(Given data Opens)

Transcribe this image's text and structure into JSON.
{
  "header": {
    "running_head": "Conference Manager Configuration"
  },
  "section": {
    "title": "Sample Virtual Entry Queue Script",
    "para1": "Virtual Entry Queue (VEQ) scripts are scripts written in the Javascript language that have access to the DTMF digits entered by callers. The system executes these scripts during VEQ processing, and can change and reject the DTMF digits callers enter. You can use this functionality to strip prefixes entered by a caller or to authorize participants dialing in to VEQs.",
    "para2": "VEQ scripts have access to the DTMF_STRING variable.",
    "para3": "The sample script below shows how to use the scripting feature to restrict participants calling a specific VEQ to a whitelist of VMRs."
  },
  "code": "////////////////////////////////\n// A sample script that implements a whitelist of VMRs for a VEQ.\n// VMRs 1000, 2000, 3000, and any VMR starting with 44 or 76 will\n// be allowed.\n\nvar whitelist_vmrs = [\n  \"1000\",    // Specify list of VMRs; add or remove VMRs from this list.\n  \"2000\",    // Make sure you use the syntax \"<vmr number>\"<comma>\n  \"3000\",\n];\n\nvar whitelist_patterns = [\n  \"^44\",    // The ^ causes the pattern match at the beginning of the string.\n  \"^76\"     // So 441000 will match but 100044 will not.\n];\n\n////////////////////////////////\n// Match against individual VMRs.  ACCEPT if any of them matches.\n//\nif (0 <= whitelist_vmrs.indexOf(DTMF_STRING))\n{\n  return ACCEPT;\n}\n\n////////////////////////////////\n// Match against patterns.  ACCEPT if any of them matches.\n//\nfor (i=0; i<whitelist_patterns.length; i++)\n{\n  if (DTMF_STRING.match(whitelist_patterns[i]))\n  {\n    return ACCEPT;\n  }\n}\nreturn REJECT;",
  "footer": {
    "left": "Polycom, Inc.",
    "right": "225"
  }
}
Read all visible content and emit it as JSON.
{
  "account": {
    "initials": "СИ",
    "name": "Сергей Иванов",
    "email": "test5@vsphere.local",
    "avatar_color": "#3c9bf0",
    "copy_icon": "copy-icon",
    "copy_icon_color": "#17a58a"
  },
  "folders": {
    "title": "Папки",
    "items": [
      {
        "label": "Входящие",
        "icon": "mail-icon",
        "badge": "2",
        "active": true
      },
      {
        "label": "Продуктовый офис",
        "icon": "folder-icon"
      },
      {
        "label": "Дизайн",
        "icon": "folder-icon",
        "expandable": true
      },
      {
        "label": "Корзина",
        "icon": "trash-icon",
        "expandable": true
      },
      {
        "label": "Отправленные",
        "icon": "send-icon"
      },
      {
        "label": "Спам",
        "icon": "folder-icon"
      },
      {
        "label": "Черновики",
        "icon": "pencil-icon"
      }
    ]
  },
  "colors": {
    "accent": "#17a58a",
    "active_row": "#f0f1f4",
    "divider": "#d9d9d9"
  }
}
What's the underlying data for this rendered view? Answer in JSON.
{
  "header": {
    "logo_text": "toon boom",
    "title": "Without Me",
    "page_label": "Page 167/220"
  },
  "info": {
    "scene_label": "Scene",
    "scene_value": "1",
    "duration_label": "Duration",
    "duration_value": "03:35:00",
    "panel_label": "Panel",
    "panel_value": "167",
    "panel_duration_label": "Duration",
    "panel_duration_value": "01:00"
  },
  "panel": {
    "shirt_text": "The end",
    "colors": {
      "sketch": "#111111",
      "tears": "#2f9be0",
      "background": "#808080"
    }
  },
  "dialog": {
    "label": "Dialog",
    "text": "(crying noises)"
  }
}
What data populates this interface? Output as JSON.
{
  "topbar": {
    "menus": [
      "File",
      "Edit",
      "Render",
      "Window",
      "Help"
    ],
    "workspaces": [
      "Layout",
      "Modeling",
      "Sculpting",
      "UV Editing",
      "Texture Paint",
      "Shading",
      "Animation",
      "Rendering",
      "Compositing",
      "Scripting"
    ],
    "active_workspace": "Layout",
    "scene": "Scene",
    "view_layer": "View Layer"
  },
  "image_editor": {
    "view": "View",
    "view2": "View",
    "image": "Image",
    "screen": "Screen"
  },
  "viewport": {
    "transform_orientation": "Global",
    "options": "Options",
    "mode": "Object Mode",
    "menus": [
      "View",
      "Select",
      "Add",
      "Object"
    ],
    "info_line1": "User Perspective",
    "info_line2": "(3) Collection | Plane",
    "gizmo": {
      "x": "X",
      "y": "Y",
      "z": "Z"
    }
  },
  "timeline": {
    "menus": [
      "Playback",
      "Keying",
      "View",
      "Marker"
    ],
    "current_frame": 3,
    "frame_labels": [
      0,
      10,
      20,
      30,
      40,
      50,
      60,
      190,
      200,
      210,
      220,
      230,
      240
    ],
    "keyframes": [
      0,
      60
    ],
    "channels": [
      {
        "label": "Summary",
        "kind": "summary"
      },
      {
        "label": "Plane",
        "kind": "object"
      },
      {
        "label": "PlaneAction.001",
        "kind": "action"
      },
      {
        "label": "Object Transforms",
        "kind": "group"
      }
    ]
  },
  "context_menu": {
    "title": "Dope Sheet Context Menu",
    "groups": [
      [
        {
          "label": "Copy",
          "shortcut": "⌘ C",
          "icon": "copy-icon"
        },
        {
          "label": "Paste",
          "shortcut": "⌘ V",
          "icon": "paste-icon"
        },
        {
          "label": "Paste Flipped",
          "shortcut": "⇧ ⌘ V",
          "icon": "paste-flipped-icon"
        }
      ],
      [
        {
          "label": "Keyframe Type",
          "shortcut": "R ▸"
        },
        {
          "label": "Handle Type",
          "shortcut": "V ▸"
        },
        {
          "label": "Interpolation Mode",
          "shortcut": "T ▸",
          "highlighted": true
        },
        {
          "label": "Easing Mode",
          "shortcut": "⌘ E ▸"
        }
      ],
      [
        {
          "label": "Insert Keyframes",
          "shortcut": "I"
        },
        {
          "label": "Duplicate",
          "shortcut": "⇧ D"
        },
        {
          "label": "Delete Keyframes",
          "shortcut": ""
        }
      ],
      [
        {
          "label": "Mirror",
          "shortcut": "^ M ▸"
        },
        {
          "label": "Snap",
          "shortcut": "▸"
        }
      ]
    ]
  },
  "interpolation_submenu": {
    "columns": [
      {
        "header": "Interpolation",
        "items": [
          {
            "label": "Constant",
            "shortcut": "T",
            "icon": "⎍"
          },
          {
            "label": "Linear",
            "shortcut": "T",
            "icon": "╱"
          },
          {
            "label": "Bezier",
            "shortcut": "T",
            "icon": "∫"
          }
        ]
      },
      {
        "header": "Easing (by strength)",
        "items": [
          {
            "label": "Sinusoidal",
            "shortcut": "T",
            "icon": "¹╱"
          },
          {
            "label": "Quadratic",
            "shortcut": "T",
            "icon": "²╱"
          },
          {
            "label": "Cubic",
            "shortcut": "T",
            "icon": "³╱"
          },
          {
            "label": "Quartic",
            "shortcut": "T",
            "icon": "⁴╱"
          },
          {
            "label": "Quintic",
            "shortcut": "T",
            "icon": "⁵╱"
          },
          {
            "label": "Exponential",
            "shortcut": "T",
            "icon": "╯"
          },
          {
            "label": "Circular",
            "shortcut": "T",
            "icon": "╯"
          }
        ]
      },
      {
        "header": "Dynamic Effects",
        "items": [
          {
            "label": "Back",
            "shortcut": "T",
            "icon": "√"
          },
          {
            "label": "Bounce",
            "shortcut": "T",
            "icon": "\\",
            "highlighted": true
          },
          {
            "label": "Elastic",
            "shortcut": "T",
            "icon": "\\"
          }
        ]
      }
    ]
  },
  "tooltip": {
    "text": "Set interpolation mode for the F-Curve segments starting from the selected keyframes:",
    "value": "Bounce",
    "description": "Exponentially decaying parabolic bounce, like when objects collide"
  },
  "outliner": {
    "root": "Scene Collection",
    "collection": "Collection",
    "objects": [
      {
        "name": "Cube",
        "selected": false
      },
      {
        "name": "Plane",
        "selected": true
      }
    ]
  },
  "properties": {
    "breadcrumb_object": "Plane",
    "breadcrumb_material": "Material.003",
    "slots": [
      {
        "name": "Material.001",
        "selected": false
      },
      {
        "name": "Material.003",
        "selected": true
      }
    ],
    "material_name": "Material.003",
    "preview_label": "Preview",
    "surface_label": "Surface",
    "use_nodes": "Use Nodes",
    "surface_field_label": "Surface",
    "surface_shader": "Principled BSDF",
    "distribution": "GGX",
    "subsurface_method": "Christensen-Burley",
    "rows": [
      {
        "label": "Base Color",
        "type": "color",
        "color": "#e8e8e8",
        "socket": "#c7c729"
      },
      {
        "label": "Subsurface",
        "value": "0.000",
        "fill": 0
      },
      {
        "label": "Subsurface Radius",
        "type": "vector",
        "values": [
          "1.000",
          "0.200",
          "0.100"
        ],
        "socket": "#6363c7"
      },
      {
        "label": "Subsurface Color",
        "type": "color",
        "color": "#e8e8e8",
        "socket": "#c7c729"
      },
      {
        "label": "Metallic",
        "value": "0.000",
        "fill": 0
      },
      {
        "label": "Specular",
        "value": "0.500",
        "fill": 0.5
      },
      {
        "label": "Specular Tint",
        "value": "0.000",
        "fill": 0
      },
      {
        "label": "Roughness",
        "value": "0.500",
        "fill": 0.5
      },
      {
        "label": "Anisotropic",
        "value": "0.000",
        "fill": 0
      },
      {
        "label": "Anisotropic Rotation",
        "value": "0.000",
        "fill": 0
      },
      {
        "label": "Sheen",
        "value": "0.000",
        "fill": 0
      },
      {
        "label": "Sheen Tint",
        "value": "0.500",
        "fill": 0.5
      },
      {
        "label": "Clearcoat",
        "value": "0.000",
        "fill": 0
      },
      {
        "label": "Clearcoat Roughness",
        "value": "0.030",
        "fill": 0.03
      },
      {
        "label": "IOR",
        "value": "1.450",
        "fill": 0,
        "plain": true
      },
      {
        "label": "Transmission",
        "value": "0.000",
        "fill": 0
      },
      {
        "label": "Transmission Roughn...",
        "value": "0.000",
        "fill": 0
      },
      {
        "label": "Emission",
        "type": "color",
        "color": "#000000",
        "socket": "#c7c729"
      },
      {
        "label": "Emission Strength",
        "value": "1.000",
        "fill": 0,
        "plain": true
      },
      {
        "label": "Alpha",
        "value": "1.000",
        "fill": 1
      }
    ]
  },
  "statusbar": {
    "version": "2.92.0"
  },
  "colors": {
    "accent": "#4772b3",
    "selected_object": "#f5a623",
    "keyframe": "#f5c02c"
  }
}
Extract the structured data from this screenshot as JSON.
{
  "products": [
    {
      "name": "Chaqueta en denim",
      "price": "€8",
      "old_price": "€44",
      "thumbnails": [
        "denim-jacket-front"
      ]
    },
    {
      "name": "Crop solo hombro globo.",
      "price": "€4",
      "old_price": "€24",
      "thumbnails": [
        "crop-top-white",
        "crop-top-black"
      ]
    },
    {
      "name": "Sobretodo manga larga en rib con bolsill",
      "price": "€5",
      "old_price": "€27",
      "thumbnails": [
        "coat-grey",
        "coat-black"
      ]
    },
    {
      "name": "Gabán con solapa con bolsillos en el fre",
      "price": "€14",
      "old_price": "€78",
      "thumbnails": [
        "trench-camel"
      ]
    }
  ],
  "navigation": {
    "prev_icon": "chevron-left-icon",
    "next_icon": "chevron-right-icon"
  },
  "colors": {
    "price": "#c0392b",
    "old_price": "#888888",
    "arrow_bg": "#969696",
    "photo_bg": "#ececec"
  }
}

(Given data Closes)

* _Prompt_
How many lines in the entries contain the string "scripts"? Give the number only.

* _Output below_
2